Here's to you, 2015, the start of the new baseball era
By JON ALBA
College Contributor Network
The baseball season is among the longest in professional sports, yet every year seems to float by. Opening Day is broken up by the All-Star break, and before a ball can sail into McCovey Cove, the world champion is celebrating on parade floats.
Make no doubt about it, 2014 was a special one for Major League Baseball. The cementing of a new legacy, a passing of the torch from one departing pinstriper to an Angel in the outfield. We saw perhaps the single greatest postseason performance ever, by a Bum nonetheless, and the latest installment of the Sabean dynasty.
But 2015 turns the page in the ever-growing book of baseball. As Robert Manfred steps into the box as the next commissioner of Major League Baseball, Allan Huber "Bud" Selig rides off into the farms of Wisconsin at the tender age of 80. And with Selig goes one of the most controversial eras in the sports' history.
While Selig may not have "owned up" to his blunders, his legacy changed the course of the game forever.
There will never be another commissioner like Selig, for better or for worse. In Selig's tenure, the game flourished to unprecedented levels of popularity and revenue. Two teams were threatened with contraction, one of which ended up relocating from an area to which baseball now wants to return.
And then there were the steroids.
But this piece is not to critique Selig. Instead, it is to bring forth the notion it is time to accept this period as what it was. And even with its mistakes, it gave us some special things too.
Speaking of the steroids, like it or not, there is no indication of a boom period for hitters in the new era, or at least, anytime soon. While we blast and become outraged in hindsight, without the home run explosion, many fans of the game today would not be here. There was perhaps never a more enjoyable time for the casual fan to catch a glimpse of a seemingly average-size man blasting a ball 500 feet into the abyss. And its frequency is something that will be hard to come by going forward.
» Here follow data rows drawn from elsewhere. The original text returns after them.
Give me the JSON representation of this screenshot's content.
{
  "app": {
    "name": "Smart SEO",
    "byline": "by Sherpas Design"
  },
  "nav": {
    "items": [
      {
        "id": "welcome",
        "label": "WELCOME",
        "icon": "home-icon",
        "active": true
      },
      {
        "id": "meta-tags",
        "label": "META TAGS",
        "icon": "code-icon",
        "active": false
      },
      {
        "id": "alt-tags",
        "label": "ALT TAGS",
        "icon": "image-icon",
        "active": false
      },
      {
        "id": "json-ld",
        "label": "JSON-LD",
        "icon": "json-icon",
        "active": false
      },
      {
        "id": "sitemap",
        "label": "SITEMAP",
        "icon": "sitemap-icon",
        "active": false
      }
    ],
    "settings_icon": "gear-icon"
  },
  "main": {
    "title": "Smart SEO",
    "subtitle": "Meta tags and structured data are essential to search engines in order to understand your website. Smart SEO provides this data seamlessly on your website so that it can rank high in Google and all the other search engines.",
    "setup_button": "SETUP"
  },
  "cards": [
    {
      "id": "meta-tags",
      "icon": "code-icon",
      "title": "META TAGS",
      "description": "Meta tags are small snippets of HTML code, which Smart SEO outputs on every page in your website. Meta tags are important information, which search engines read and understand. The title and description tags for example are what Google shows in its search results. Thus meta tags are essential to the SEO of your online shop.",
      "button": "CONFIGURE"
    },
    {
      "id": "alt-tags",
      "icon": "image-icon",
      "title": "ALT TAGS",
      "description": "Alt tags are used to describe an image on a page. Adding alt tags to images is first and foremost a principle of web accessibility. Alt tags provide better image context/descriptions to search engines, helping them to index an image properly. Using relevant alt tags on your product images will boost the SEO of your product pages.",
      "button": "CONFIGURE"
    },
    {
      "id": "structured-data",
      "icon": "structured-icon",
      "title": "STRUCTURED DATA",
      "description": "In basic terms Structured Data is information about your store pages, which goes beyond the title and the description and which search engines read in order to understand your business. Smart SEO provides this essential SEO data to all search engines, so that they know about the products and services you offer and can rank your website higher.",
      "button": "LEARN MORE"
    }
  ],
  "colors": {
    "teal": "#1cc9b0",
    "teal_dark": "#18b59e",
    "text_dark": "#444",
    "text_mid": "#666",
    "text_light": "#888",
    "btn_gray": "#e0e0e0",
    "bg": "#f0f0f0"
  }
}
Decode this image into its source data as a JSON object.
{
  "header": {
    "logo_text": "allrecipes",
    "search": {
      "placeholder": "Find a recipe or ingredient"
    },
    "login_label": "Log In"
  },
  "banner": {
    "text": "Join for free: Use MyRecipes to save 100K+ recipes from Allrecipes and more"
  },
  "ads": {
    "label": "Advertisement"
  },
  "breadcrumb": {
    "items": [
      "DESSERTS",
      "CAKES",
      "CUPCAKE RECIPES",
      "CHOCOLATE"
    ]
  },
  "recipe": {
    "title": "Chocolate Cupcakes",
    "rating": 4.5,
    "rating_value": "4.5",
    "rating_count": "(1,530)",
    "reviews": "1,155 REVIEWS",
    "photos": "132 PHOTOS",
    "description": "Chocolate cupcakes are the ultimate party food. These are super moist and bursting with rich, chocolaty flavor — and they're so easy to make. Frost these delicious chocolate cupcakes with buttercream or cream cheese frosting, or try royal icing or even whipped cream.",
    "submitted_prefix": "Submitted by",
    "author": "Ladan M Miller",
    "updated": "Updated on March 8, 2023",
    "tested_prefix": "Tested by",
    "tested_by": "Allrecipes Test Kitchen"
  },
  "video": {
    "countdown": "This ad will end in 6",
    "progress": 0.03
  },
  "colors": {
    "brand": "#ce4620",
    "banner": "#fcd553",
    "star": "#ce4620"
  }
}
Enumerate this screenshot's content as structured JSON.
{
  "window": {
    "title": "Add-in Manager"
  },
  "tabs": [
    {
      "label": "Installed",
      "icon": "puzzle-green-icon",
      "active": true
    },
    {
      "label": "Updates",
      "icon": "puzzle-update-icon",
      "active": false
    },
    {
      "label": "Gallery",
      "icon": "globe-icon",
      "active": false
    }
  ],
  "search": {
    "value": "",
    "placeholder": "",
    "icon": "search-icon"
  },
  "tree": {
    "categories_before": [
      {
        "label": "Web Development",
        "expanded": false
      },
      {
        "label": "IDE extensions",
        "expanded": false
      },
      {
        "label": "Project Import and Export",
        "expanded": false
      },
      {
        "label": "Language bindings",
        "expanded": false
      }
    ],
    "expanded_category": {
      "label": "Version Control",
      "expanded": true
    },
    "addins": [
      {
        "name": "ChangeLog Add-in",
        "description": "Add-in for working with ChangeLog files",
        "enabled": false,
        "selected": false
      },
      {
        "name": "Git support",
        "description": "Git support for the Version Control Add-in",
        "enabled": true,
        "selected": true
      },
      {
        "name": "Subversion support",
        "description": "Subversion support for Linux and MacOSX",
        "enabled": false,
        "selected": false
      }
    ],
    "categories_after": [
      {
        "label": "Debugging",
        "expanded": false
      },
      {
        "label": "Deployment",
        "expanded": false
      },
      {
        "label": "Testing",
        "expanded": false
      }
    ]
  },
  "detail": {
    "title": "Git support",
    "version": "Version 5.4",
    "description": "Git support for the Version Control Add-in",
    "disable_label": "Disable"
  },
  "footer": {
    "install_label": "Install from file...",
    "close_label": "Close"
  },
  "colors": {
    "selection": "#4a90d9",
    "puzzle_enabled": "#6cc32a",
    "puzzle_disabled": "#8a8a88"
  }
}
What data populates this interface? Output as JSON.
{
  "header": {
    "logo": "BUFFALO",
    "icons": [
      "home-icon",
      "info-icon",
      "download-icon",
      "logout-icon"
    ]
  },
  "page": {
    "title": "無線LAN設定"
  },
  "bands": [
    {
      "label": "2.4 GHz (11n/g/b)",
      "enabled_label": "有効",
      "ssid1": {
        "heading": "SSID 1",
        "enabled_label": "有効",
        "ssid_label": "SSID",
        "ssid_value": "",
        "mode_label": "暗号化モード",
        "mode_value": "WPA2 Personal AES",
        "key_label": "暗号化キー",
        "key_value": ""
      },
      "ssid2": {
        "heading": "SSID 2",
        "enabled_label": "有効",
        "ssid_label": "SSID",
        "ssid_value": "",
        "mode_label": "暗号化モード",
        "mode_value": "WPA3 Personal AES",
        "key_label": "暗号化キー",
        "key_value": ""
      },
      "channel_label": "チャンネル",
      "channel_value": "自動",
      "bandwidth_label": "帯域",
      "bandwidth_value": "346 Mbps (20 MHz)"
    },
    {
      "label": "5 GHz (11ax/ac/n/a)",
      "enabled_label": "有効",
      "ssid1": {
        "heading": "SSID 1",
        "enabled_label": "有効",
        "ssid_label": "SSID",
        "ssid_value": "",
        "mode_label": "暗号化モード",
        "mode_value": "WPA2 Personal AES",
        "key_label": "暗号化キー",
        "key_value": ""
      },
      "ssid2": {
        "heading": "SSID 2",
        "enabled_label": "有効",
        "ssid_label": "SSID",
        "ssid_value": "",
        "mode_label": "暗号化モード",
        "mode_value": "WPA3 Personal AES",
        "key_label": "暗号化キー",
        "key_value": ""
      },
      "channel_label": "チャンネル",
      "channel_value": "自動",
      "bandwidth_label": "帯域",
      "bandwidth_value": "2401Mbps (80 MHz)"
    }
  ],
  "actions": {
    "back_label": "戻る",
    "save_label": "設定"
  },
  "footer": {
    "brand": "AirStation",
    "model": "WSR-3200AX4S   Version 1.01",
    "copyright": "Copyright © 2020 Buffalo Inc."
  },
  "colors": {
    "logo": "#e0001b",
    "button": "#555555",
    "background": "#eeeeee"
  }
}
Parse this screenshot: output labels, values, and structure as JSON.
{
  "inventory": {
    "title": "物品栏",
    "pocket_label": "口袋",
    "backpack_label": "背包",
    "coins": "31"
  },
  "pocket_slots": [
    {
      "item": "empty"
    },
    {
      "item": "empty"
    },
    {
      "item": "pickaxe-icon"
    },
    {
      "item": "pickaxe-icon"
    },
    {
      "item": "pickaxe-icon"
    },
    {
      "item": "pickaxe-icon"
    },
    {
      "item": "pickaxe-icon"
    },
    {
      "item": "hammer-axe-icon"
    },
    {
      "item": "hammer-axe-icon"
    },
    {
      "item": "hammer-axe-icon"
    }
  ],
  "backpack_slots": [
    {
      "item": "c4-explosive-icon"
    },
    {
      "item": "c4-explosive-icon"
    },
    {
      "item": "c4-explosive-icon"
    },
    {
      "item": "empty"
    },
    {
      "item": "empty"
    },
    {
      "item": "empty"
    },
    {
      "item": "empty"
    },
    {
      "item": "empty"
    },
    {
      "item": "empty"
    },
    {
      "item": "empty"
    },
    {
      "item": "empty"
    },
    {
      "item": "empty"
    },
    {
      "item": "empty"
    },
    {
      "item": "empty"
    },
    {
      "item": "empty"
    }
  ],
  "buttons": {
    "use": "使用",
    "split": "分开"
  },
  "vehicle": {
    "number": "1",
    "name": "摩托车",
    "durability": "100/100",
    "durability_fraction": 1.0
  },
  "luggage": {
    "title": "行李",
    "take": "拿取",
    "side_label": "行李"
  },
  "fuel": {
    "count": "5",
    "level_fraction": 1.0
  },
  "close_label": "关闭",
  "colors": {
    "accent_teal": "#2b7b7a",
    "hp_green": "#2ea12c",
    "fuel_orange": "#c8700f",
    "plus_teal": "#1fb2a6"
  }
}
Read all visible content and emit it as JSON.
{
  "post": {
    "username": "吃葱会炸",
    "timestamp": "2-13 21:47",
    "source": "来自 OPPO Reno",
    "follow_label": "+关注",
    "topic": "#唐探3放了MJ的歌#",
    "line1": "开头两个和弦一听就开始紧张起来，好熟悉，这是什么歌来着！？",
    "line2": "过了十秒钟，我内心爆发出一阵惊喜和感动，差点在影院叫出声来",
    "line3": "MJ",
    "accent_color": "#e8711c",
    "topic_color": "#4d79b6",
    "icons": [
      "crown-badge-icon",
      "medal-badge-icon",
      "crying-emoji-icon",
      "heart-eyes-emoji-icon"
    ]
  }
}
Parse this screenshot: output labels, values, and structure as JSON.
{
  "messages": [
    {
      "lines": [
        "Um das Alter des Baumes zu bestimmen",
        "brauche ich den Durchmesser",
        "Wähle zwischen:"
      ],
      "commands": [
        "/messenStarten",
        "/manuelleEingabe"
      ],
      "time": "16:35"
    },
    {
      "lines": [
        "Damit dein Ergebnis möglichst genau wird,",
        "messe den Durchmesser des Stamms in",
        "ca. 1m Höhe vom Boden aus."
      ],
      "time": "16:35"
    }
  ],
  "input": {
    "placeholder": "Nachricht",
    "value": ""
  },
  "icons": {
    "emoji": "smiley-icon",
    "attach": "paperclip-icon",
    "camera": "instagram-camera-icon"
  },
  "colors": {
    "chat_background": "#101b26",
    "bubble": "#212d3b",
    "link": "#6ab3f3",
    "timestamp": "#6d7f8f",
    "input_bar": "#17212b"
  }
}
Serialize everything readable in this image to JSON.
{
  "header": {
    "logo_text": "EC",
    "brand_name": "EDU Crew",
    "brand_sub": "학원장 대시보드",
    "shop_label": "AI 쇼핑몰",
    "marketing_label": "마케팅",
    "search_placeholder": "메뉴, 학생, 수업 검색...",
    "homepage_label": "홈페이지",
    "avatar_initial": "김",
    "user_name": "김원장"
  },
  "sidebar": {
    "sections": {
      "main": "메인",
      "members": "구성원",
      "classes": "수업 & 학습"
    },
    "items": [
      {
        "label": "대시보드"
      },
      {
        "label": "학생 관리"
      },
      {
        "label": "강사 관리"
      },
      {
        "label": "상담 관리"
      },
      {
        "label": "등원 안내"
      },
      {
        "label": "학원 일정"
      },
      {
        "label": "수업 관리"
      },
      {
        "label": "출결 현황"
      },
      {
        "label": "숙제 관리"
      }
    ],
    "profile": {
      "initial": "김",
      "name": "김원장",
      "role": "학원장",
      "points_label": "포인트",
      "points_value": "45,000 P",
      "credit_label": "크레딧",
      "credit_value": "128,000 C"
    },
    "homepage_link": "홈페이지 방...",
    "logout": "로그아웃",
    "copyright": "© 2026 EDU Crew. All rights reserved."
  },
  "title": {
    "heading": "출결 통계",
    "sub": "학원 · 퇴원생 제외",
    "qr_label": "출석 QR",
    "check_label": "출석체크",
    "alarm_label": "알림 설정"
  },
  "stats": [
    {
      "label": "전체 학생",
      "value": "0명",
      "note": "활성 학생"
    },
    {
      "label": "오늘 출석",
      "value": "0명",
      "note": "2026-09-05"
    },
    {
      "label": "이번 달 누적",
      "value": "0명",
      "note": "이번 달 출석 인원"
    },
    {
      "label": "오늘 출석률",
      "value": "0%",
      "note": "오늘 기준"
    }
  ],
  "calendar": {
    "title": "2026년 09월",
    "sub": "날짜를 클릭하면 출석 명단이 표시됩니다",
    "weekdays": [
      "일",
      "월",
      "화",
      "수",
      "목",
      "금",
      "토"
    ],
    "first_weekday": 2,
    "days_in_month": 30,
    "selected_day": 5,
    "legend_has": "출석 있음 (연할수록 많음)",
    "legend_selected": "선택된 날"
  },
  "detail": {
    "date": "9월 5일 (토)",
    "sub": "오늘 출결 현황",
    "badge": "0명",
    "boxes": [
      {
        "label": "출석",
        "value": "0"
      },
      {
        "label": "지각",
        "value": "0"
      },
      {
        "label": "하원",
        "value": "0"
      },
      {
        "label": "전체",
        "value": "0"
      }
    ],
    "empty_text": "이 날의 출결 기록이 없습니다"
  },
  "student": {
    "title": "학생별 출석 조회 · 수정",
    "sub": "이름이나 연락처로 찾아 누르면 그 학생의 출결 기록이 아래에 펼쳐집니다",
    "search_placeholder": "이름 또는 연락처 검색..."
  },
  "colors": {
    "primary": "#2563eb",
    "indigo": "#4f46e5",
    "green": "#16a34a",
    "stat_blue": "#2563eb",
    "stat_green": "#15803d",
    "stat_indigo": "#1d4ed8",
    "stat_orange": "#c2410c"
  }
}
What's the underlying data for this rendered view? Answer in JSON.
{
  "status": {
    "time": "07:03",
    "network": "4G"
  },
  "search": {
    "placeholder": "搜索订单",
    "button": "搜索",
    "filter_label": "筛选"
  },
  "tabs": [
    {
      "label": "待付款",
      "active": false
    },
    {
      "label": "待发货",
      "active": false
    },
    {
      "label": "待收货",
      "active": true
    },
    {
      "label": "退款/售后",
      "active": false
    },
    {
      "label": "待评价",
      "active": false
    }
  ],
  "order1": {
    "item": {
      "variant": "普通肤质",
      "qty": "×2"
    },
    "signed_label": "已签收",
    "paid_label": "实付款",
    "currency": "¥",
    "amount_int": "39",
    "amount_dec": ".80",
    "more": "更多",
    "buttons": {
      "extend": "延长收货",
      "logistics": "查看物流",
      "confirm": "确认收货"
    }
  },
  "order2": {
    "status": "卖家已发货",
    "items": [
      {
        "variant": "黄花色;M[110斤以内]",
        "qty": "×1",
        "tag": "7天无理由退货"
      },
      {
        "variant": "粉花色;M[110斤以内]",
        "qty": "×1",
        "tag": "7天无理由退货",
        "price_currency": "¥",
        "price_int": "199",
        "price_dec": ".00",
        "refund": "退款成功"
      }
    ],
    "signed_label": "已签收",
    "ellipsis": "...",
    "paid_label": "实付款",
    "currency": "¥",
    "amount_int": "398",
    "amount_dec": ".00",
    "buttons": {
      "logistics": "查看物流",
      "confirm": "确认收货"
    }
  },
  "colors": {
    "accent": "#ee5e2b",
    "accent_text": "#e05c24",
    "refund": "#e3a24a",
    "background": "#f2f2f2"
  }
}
The San Francisco Giants have come close, but no team is currently built to recapture the dynasty success of the 1998-2000 New York Yankees. No cavalry of players assembled in today's game will be put to the test with a Hall of Famer manager like Joe Torre. For that matter, there may never be another group of three managers assembled for one Hall of Fame ballot like seen this past year.
The Derek Jeter and Mariano Rivera retirement tours may have had more stops than the Eagles' "Farewell I Tour" (still waiting for "Farewell II," by the way), but that is more indicative of the respect the two men earned from others in the game. Some could argue Jeter maintained a near cult-of-personality-esque mantra in a way never seen before: through silence and humbleness. Rivera on the other hand, became a trailblazer for relievers, and while others like Trevor Hoffman came close to his prowess in that era, Rivera set a standard those in the future will have a difficult time following.
During Selig's time as commissioner, four men won their 300th game. I say emphatically and confidently that amount of players completing such a feat in one tenure will never be seen again, and some would argue 300 wins is a dying statistic. In the new era of specialized relievers and shifts, would it be crazy to suggest a Hall of Fame-monitored statistic become one's WHIP? What about ERA+?
And of course, who could forget Moneyball? While Brad Pitt played a great Billy Beane, Beane's 2014 season wasn't exactly made for Hollywood.
In controversy, the past 22 years have seen a growth in new stadium output as well, often at the expense of the taxpayers. As the owners during Selig's run places an emphasis on aesthetics and luxury, with modern marvels like PNC Park, AT&T Park and Oriole Park at Camden Yards coming to fruition, others have bid farewell. Though the departures of the multi-purpose stadiums of yesteryear may not upset all that many, the ruins of Yankee Stadium and Tiger Stadium tell a different story.
In this era, a World Series drought dating back to 1907 was broken, and a curse cast upon one squad in 1918 was lifted. Yet still, one exists. Maybe 2015 or 2016 will play favorites for them, though.
So a toast to you, Major League Baseball. An entire generation has grown up in the shadow of scandal, tragedy and triumph. Like it or not, change is in the air, and 2015 will ring in not just unfulfilled new year resolutions, but thankfully, promises of a new era for the sport. One dominated by names like Trout, Abreu, Bryant and Castillo.
Let's play ball.
Jon Alba is a senior at Quinnipiac University. There he serves as general manager of the school's television station, Q30 Television. Follow him on Twitter: @JonAlbaSFC